Charles Hubert Hastings Parry
English composer Hubert Parry was born in Bournemouth on 27 February 1848. His interest in music developed at Eton, where he was taught music by George Job Elvey, organist of St George's Chapel, Windsor. At Oxford he studied law and modern history, destined for a career in insurance, but he continued with music alongside his work, taking lessons from William Sterndale Bennett and Edward Dannreuther.
Later, George Grove took an interest in Parry, who was Grove's assistant editor at the new Dictionary of Music and Musicians (writing 123 articles), and then professor of composition and music history at the newly formed Royal College of Music, when Grove became the first director there. Parry's students included Ralph Vaughan Williams, Gustav Holst, Frank Bridge and John Ireland. When Grove retired, Parry became the RCM's director from 1895 until his death at Rustington, West Sussex on 7 October 1918.
Parry's choral music was taken more seriously than his orchestral works, during his lifetime, although Shaw dismissed the 1892 oratorio Job as 'the most utter failure ever achieved by a thoroughly respectworthy musician'. The diatonic Parry style with influences of Bach and Brahms, itself influenced later composers including Elgar and Vaughan Williams.

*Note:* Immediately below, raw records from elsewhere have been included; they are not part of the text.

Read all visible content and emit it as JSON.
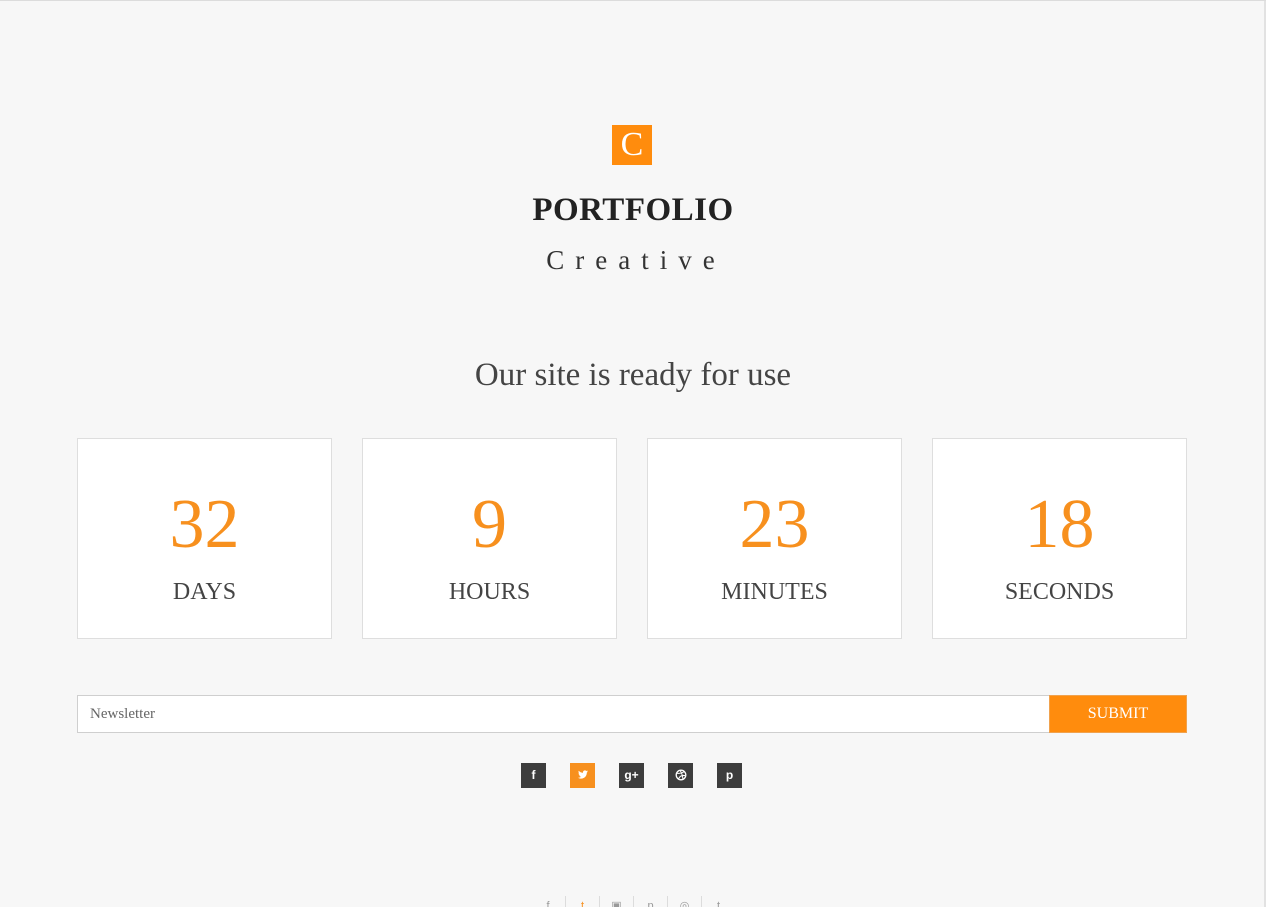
{
  "brand": {
    "logo_letter": "C",
    "name": "PORTFOLIO",
    "tagline": "Creative"
  },
  "headline": "Our site is ready for use",
  "countdown": [
    {
      "value": "32",
      "label": "DAYS"
    },
    {
      "value": "9",
      "label": "HOURS"
    },
    {
      "value": "23",
      "label": "MINUTES"
    },
    {
      "value": "18",
      "label": "SECONDS"
    }
  ],
  "newsletter": {
    "placeholder": "Newsletter",
    "submit_label": "SUBMIT"
  },
  "social": [
    {
      "icon": "facebook-icon",
      "glyph": "f"
    },
    {
      "icon": "twitter-icon",
      "glyph": "t"
    },
    {
      "icon": "google-plus-icon",
      "glyph": "g+"
    },
    {
      "icon": "dribbble-icon",
      "glyph": ""
    },
    {
      "icon": "pinterest-icon",
      "glyph": "p"
    }
  ],
  "footer_icons": [
    {
      "icon": "facebook-icon",
      "glyph": "f"
    },
    {
      "icon": "twitter-icon",
      "glyph": "t"
    },
    {
      "icon": "instagram-icon",
      "glyph": "▣"
    },
    {
      "icon": "pinterest-icon",
      "glyph": "p"
    },
    {
      "icon": "dribbble-icon",
      "glyph": "◎"
    },
    {
      "icon": "tumblr-icon",
      "glyph": "t"
    }
  ],
  "colors": {
    "accent": "#ff8c0d",
    "dark_icon_bg": "#3d3d3d",
    "background": "#f7f7f7"
  }
}
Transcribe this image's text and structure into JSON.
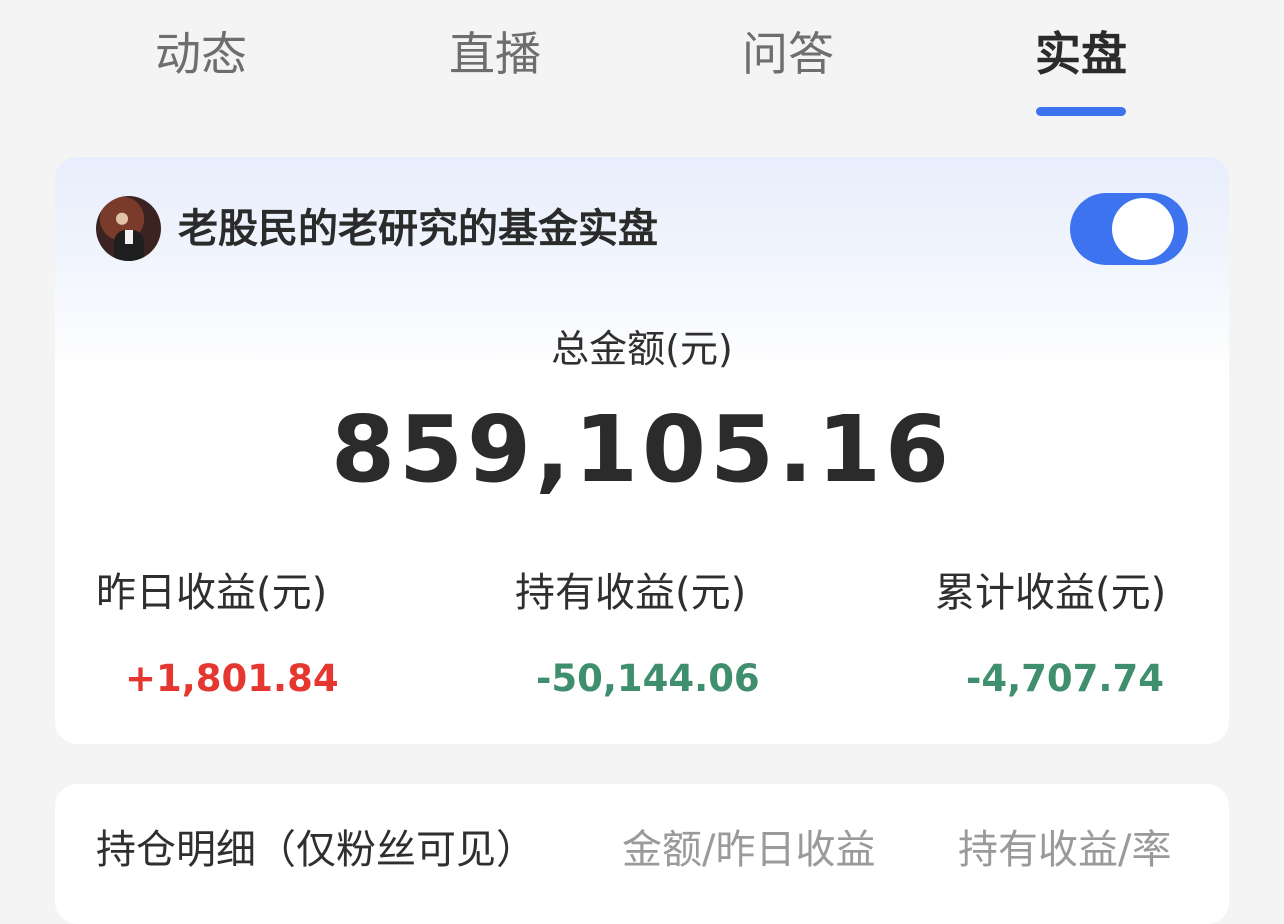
{
  "tabs": [
    {
      "label": "动态",
      "active": false
    },
    {
      "label": "直播",
      "active": false
    },
    {
      "label": "问答",
      "active": false
    },
    {
      "label": "实盘",
      "active": true
    }
  ],
  "portfolio": {
    "title": "老股民的老研究的基金实盘",
    "toggle_on": true,
    "accent_color": "#3e73f0"
  },
  "summary": {
    "total_label": "总金额(元)",
    "total_value": "859,105.16"
  },
  "stats": [
    {
      "label": "昨日收益(元)",
      "value": "+1,801.84",
      "color": "#e5362f"
    },
    {
      "label": "持有收益(元)",
      "value": "-50,144.06",
      "color": "#3f8f6f"
    },
    {
      "label": "累计收益(元)",
      "value": "-4,707.74",
      "color": "#3f8f6f"
    }
  ],
  "holdings": {
    "title": "持仓明细（仅粉丝可见）",
    "col_amount": "金额/昨日收益",
    "col_return": "持有收益/率"
  }
}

A selection of M&V articles about Charles Hubert Hastings Parry
Ensemble. A Musical and Social Bonanza - Roderic Dunnett continues his in-depth review of this year's Three Choirs Festival in Hereford
Mozart Changes - Carleton Etherington's organ recital at Derby Cathedral, enjoyed by Mike Wheeler
Ensemble. A New Venture - Mike Wheeler listens to Brahms, Elgar, Haydn, Parry, Philip Moore, Purcell, Rutter, Stanford and Vivaldi from Derby Cathedral Choir
Ensemble. Engaging Accounts - A Celebration of the Twentieth Anniversary of Derby Cathedral Girls' Choir, heard by Mike Wheeler
Ensemble. Richly Sonorous - Derby Bach Choir joins forces with Derventio Brass for music by Schütz, Bruckner, Elgar, Walton, Parry, Monteverdi and Rutter, heard by Mike Wheeler
Ensemble. The Treasured Crown - Roderic Dunnett reports in depth on last month's Three Choirs Festival at Gloucester
A Player to be reckoned with - Organ music from Richard Hills, heard by Mike Wheeler
Ensemble. Deliciously Romanticised - Keith Bramich attends the first evening concert of the 2016 Gloucester Three Choirs Festival
Ensemble. Sharing the Honours - Rheinberger and Parry from the Sitwell Singers, reviewed by Mike Wheeler
Ensemble. A Winner - Derby Choral Union's anniversary concert, heard by Mike Wheeler
CD Spotlight. Immensely Responsive - The Choir of Merton College, Oxford, recommended by Gerald Fenech. '... beautifully moulded lines ...'
Ensemble. Effective Contrast - Cipriano de Rore and Hubert Parry from the Derwent Singers, heard by Mike Wheeler
Ensemble. Vocal Chamber Music - Mike Wheeler is impressed by Mosaic at Derby Cathedral
Ensemble. Refreshingly Inventive - A recital by Soraya Mafi and Ian Tindale captivates Mike Wheeler
Ensemble. An Involving Account - A visit from Die Marienkantorei, Osnabrück, heard by Mike Wheeler
CD Spotlight. Well-Intentioned - Music for seafarers, heard by Howard Smith. '... a lot to recommend it ...'
Ensemble. Endearingly Oddball - British music from Derby Choral Union, including Britten's 'Rejoice in the Lamb', heard by Mike Wheeler
CD Spotlight. Novel Results - The first release on Robert King's new label, heard by Robert Anderson. '... may lack something in grandeur but nothing in subtlety.'
Ensemble. The Finest of Them All - The 2012 Hereford Three Choirs Festival, reviewed by Roderic Dunnett
Ensemble. Sorcerers and Apprentices - Collaborative organ performances at Derby Cathedral by Peter Gould, Tom Corfield, Christopher Johns, Ben Bloor and Sachin Gunga delight Tony Westerman
Ensemble. A Great Occasion - The Derby Roundhouse debut as a concert hall, described by Mike Wheeler
Ensemble. Top Class Musicianship - Roderic Dunnett visits Gloucester for the 2010 Three Choirs Festival
Incisive Playing - Daniel Hyde at the organ of Derby Cathedral, heard by Mike Wheeler